Society would deem that a prodigious girl can’t be in a progressive rock band while also being in complete control of its creative vision, business plan and social messaging. Society is wrong. Clem, a 19-year-old teen Queen with a headstrong resolve like her hero Patti Smith and a cartoon laugh like Muttley the dog, dreamed up Cherry Glazerr in her LA bedroom alone and is perhaps more capable of figuring a music career out than anyone who attempts this treacherous life path.
Today things look a little different from the band’s early days back in 2014 when they were associated with much-loved Cali imprint Burger Records (who put out their intoxicating debut Haxel Princess) and Suicide Squeeze (who released the Had Ten Dollaz 7-inch). Back then, they were born as a different trio, featuring Hannah Uribe and Sean Redman who have since both moved onto other artistic pursuits.
Now bolstering Clem’s vision is the loud-in-every-way-possible drummer Tabor Allen and the level-headed but bad-ass, multi-instrumentalist Sasami Ashworth who plays synths and notably French Horn (Clem is still scheming on how to incorporate that into Cherry Glazerr’s sound). The first time the new trio all jammed together minds were blown. “My world was rocked,” recalls Clem. “I’d never played with someone who was technically that good before. It made me think, Man I gotta really step my shit up!”
The band’s newfound self-discipline and motivation has evolved Cherry Glazerr into a wildly complex, hugely guitar heavy, and unapologetically loud machine. “People may be shocked by the jump in our sound,” says Sasami, eager to establish that this record isn’t intended to be some fancy statement about reaching their pinnacle. It was simply an opportunity they couldn’t turn down.
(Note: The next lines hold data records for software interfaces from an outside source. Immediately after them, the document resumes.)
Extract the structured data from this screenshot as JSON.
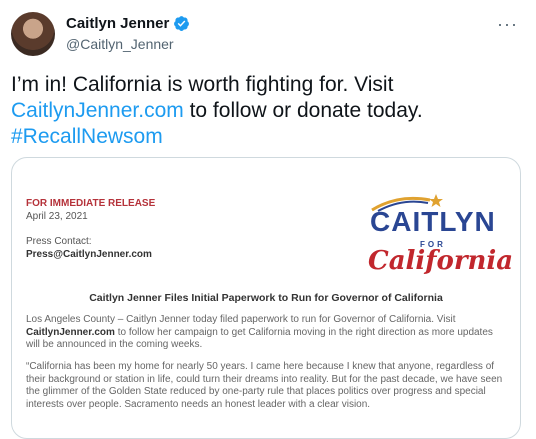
{
  "tweet": {
    "display_name": "Caitlyn Jenner",
    "handle": "@Caitlyn_Jenner",
    "more_icon": "···",
    "text_part1": "I’m in! California is worth fighting for. Visit ",
    "link": "CaitlynJenner.com",
    "text_part2": " to follow or donate today.",
    "hashtag": "#RecallNewsom"
  },
  "release": {
    "label": "FOR IMMEDIATE RELEASE",
    "date": "April 23, 2021",
    "press_contact_label": "Press Contact:",
    "press_email": "Press@CaitlynJenner.com",
    "logo_top": "CAITLYN",
    "logo_for": "FOR",
    "logo_bottom": "California",
    "headline": "Caitlyn Jenner Files Initial Paperwork to Run for Governor of California",
    "para1_start": "Los Angeles County – Caitlyn Jenner today filed paperwork to run for Governor of California. Visit ",
    "para1_link": "CaitlynJenner.com",
    "para1_end": " to follow her campaign to get California moving in the right direction as more updates will be announced in the coming weeks.",
    "para2": "“California has been my home for nearly 50 years. I came here because I knew that anyone, regardless of their background or station in life, could turn their dreams into reality. But for the past decade, we have seen the glimmer of the Golden State reduced by one-party rule that places politics over progress and special interests over people. Sacramento needs an honest leader with a clear vision."
  },
  "colors": {
    "link": "#1d9bf0",
    "verified": "#1d9bf0",
    "release_red": "#b5323a",
    "logo_blue": "#2a4693",
    "logo_red": "#c1272d"
  }
}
Clem has since learned how to quit focusing her attention on the fans or wider critical response. “There was a time when I just couldn’t write songs because of that. You can’t do that,” she says. “You can’t be emotionally free if you’re pandering to anyone. Serving the music is the one and only thing that matters.” That’s hard when you have people telling you what to do all the time.
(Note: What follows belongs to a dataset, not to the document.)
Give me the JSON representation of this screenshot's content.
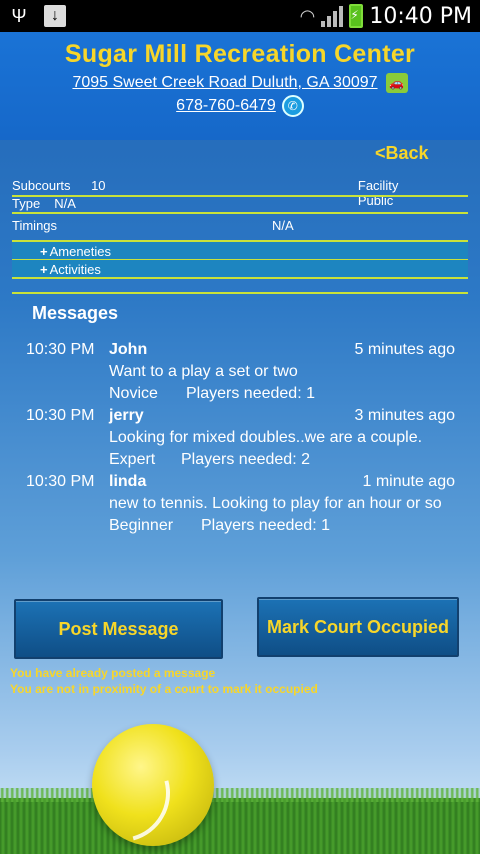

Cherry Glazerr live like they want to see others live. They don’t want to preach certain politics, they’d rather hold court for an open discourse.
Plum is Wand’s fourth LP since the band formed in late 2013 but their first new album in two years. After a whirlwind initial phase of writing, recording, and touring at a frenetic clip, their newest document marks a period of relative patience; a refocusing and a push toward a new democratization of both process and musical surface.
In late winter of 2016, the band expanded their core membership of Evan Burrows, Cory Hanson, and Lee Landey to include two new members—Robbie Cody on guitar and Sofia Arreguin on keys and vocals. From the outset, the new ensemble moved naturally toward a changed working method, as they learned how to listen to each other and trust in this new format. The songwriting process was consciously relocated to the practice space, where for several months, the band spent hours a day freely improvising, while recording as much of the activity as they could manage. Previously, Wand songs had generally been brought to the group setting substantially formed by singer and guitarist Cory Hanson; now seedling songs were harvested from a growing cloudbank of archived material, then fleshed out and negotiated collectively as the band shifted rhythmically between the permissive space of jamming and the obsessive space of critique.
This new process demanded more honest communication, more vulnerability, better boundaries, more mercy and persistence during a year that meanwhile delivered a heaping serving of romantic, familial and political heartbreak for everyone involved. They learned more about their instruments and their perceived limitations. Much else fell apart in their personal lives, in their bodies, and the bodies of those near to them. In this way, Plum lengthened like a shadow underneath a dusking Orange; or rather “Weird Orange,” an affectionate name given to the colour of a roulette-chosen, tour-rushed batch of Golem vinyl…an idiom, an inside joke, a talisman, a bookmark, a mood ring. And meanwhile all the shifting weather, the wireless signals, the helicopters overhead. Weird orange softened, darkened delicately, and rouged itself to a Plum.
The music of Plum focuses teeming, dense, at times wildly multichromatic sounds into Wand’s most deliberate statement to date, with a long evening’s shadow of loss and longing hovering above the proceedings. Plum delicately locates the band’s tangent of escape from the warm and comfortable shallows of genre anachronism, an eyes-closed, mouth-open leap toward a more free-associative and contemporary pastiche logic of that more honestly reflects the ravenous musical omnivorousness of the five people who wrote and played it.